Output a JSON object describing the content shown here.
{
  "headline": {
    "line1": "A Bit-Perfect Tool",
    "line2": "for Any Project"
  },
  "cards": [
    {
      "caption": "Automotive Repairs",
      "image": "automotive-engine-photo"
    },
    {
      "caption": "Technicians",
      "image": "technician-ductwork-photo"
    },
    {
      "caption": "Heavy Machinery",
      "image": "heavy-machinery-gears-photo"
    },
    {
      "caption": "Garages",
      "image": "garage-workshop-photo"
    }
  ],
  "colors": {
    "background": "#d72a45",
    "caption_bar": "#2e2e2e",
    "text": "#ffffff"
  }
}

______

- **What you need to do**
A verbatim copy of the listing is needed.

- **Task output**
Output a JSON object describing the content shown here.
{
  "headline": {
    "line1": "A Bit-Perfect Tool",
    "line2": "for Any Project"
  },
  "cards": [
    {
      "caption": "Automotive Repairs",
      "image": "automotive-engine-photo"
    },
    {
      "caption": "Technicians",
      "image": "technician-ductwork-photo"
    },
    {
      "caption": "Heavy Machinery",
      "image": "heavy-machinery-gears-photo"
    },
    {
      "caption": "Garages",
      "image": "garage-workshop-photo"
    }
  ],
  "colors": {
    "background": "#d72a45",
    "caption_bar": "#2e2e2e",
    "text": "#ffffff"
  }
}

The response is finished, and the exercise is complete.